I think it’s important to note that while these scenes are dark and disturbing, they are also very real, which is one of the game’s strong points. The characters are real people, who are trying to find a way to deal with the issues that come up in war today, and the issues are so real that I honestly could see some of them occurring in real life. The dialogue adds to that, along with the game’s photorealistic graphics. If you look at the environment and the characters, they almost look real. The visuals in the game were very similar to “Avengers: End Game.”MW’s multiplayer mode is also one of the strong points. As someone who has played both the last Call of Duty game’s (Black Ops 4) and MW’s multiplayer, let me tell you how nice it is to not have to worry about completely illogical special abilities or ridiculously overpowered weapons that most definitely had to come from the hyperactive mind of a 13-year old who suddenly thinks that they are an expert on first-person-shooters and they know what’s best for Call of Duty.
MW’s multiplayer is balanced and real. There are no fancy guns and when you die, you die based on skill—and not some superpowered weapon that shoots gold scissors or something. The different modes and maps offer a variety of options for every player to try and see what matches their playstyle.
One of the game’s weaker points is its Co-Op mode. The first option in the mode offers players the chance to team up in groups of four to complete new missions that are revealed after the campaign is completed. Another mode that is called Classic Special Ops offers players the chance to group up and use different weapons and killstreaks while facing enemies. While trying the first mode, I joined mid-game, which did not give me any chance to prepare for the chaos that was about to happen. While attempting the first mission with my team, we were overwhelmed by the amount of enemies we were facing, and died several times. It was like we were a needle in a haystack—except the haystack had the size, and firepower, of the Chinese army. The Classic Special Ops mode was boring and got more repetitive the longer I played.

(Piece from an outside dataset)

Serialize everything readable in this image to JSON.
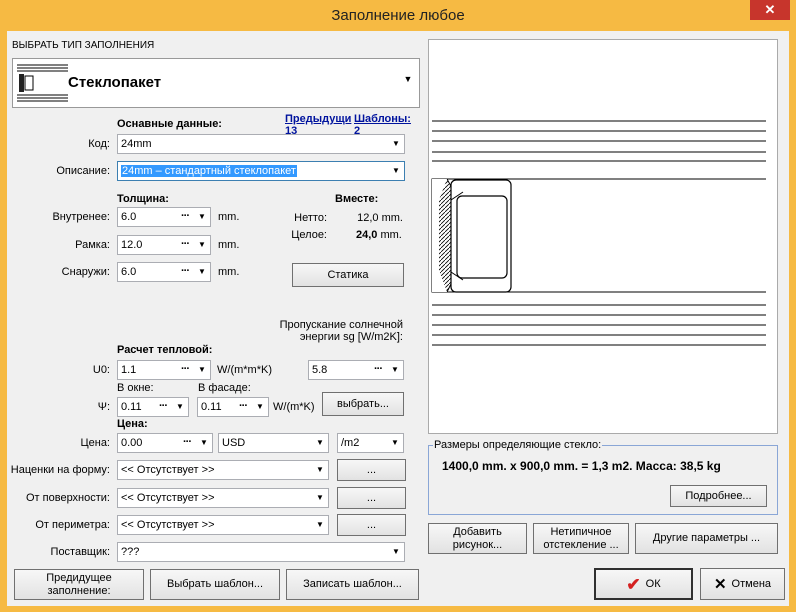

While this game had great moments and features, its weaknesses stand out. With the game having possibly one of the most controversial campaigns in a video game in recent history and having a lackluster Co-Op mode, the game has its caveats. However, the game was real, and that’s what makes it enjoyable. While controversial, the campaign was well written and highlighted what modern warfare has become and is becoming and the multiplayer brings Call of Duty back to a simpler time.
This game brings the Call of Duty franchise back to its roots, but it’s not for everyone and that’s why I like it. It challenges you.